“Have you ever heard sculptors say that they don’t actually sculpt an object; they sculpt away everything that isn’t the object? . . . Well, I’m writing everything that isn’t my final project, so that when I actually sit down to write it, that’s all that will be left in my mind”--Cath, Fangirl.
Cath has many relatable thoughts about writing. Although she loves writing fanfiction, she also faces the sheer amount of work involved in writing stories—particularly when it comes to her own fiction rather than fanfiction.
“When I’m writing my own stuff, it’s like swimming upstream. Or . . . falling down a cliff and grabbing at branches trying to invent the branches as I fall”--Cath, Fangirl.
I love these descriptions of the trials and tribulations of writing. Even as I write this blog post, I feel like I’m swimming upstream. I know in general what I want to say, but I have to find a way to actually say it. Sometimes writing comes easily and sometimes every word is a battle. Although Cath loves the ease with which she writes fanfiction, writing her own fiction seems nearly impossible to her.

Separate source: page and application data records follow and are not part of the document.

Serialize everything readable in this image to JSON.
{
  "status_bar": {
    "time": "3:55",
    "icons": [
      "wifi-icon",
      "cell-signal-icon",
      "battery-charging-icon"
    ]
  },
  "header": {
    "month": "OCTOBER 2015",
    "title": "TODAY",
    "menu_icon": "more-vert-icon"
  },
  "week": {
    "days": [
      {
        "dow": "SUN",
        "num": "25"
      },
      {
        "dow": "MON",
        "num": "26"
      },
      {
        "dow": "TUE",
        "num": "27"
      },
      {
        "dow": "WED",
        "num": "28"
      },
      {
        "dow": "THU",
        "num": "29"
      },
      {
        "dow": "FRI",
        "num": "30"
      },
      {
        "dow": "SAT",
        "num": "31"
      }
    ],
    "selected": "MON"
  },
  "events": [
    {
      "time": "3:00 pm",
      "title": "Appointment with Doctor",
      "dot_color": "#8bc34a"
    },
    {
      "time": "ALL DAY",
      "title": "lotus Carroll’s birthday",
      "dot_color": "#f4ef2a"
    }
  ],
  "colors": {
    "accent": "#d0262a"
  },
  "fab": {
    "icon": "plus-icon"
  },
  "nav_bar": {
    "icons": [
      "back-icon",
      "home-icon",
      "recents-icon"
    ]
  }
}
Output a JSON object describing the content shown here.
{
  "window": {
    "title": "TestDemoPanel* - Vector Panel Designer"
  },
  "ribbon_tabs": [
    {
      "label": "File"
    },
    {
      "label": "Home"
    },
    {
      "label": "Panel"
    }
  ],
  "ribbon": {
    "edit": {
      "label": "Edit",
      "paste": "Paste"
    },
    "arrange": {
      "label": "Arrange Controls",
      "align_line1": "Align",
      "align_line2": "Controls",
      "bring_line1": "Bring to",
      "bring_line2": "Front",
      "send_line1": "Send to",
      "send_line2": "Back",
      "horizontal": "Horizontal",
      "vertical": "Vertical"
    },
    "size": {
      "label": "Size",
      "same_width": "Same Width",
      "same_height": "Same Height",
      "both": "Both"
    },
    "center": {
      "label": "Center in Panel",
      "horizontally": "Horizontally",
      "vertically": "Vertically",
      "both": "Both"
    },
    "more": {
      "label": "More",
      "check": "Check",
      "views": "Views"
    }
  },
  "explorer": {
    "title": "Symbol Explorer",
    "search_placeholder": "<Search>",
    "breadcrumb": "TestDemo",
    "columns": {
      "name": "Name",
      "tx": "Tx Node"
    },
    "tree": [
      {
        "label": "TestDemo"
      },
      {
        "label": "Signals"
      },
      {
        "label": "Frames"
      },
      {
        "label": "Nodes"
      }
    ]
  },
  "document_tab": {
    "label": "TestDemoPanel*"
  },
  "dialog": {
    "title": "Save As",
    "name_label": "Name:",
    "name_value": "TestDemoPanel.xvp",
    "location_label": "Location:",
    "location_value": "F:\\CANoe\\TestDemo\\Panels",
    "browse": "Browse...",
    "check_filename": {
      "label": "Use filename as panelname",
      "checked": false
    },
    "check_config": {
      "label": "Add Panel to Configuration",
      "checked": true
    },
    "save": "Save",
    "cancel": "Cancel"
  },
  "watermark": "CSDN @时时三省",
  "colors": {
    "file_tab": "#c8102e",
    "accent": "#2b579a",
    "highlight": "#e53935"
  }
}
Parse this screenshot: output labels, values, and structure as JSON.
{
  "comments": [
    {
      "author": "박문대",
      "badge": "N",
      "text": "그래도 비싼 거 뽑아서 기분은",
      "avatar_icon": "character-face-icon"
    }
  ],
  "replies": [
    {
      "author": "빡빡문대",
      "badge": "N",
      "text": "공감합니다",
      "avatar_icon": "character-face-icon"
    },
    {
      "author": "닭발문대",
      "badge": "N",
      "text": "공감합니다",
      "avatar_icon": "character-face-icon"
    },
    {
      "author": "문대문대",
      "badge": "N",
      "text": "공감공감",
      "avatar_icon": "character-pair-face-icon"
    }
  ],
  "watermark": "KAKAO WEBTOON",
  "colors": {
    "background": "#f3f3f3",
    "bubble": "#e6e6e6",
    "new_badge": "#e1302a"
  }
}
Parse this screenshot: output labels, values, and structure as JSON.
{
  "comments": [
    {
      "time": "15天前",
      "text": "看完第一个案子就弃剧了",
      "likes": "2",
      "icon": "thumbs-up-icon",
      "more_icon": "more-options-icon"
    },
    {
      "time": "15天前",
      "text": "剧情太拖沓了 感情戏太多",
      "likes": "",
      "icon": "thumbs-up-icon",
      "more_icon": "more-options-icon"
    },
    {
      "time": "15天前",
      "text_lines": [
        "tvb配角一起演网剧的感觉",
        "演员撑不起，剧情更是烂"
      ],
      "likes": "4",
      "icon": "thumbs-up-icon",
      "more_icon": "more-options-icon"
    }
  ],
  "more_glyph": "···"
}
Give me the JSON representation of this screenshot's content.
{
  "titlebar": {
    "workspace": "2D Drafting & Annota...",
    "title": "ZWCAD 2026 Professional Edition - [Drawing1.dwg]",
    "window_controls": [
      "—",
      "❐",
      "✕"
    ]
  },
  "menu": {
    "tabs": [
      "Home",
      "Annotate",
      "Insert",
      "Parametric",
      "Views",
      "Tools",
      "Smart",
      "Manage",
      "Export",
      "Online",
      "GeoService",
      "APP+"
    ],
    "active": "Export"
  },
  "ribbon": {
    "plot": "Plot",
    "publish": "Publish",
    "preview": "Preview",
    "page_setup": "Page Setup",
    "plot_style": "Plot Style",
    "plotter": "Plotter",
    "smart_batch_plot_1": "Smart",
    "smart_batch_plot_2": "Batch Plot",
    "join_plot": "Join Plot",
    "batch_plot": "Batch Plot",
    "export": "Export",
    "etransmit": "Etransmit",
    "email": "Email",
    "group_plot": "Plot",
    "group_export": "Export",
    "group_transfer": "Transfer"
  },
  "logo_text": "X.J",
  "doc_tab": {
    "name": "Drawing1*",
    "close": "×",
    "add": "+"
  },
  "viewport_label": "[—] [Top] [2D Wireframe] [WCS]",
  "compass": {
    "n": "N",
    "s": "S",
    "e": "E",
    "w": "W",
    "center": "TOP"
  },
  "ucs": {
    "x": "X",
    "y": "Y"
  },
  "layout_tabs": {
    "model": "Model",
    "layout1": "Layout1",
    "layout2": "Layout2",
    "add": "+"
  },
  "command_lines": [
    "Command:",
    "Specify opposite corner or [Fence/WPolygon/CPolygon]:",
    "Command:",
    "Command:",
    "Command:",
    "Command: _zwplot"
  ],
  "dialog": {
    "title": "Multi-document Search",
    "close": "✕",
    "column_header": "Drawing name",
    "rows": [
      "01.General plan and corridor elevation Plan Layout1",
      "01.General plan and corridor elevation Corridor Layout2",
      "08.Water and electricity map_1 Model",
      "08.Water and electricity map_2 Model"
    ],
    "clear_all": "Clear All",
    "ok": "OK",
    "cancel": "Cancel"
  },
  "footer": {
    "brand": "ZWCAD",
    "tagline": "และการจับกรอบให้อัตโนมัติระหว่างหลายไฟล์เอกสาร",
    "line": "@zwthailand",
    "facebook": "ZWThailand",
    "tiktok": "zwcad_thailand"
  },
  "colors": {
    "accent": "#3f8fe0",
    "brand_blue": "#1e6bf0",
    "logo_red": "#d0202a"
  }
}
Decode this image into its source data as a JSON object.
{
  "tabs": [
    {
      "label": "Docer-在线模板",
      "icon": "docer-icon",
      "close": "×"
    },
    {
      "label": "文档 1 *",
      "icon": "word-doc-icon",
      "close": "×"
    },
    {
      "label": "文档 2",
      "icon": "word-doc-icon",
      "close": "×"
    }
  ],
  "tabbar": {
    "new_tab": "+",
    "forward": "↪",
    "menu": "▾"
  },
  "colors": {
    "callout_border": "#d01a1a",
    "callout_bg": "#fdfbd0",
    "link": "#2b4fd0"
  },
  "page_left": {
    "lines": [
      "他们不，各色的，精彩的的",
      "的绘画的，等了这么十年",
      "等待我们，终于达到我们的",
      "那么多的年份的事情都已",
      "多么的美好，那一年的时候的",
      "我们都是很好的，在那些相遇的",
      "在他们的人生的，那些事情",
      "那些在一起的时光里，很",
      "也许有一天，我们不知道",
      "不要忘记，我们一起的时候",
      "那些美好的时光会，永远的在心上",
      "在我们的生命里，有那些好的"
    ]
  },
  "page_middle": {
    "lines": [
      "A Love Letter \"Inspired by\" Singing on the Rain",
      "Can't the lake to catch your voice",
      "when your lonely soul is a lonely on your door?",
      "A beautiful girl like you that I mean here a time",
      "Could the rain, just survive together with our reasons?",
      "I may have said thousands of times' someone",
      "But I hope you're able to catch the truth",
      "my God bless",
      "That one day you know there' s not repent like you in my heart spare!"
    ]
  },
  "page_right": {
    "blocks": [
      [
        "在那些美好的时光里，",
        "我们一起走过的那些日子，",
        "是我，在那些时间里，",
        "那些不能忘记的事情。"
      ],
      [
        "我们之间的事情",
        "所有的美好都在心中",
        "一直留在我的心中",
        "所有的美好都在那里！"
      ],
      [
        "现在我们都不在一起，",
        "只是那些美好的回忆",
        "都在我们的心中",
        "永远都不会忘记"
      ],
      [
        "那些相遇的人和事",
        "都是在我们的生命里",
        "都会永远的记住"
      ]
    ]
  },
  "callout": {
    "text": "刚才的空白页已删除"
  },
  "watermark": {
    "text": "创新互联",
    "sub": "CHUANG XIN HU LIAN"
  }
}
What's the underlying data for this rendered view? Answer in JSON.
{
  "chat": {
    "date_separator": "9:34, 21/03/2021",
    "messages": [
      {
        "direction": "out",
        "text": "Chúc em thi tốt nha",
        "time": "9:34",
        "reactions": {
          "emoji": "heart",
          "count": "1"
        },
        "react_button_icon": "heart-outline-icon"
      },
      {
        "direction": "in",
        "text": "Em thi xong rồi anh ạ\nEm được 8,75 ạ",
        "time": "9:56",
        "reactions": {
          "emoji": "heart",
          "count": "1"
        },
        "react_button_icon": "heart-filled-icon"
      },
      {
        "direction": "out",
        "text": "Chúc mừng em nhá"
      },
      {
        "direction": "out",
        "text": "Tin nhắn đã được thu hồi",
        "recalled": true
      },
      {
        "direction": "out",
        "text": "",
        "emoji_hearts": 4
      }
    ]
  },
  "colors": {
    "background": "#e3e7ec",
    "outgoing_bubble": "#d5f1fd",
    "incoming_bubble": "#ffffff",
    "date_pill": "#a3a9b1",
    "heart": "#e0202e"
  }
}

“Everything starts with a little truth, then I spin my webs around it—sometimes I spin completely away from it. But the point is, I don’t start with nothing”--Professor Piper, Fangirl.
As Cath must learn, the difficulty of writing her own fiction shouldn’t hold her back. She learns from Professor Piper that she needs to find her foundation, and build from there. This lesson applies to many struggles in life. Sometimes looking at the bigger picture only serves to psych you out. If you find a more comfortable place to start, the situation might be much easier to overcome.
Rainbow Rowell's Fangirl turned out to be a much heavier read than I expected, but I appreciate the realistic depiction of anxieties concerning college, romance, and career paths. Clearly Cath does not represent a majority of freshmen in college, but it is important to have such portrayals in fiction for those who do struggle in a similar way. If you want to pick up a copy of Fangirl, head to your local library or bookstore, or find it online at Amazon or Barnes & Noble. Also be sure to check out Rainbow Rowell's website.
What are your thoughts? If you've read Fangirl, feel free to share your own opinions.
I write YA fantasy and paranormal fiction. This blog is dedicated to thoughts and advice on writing and publishing, as well as various interests related to the world of Young Adult.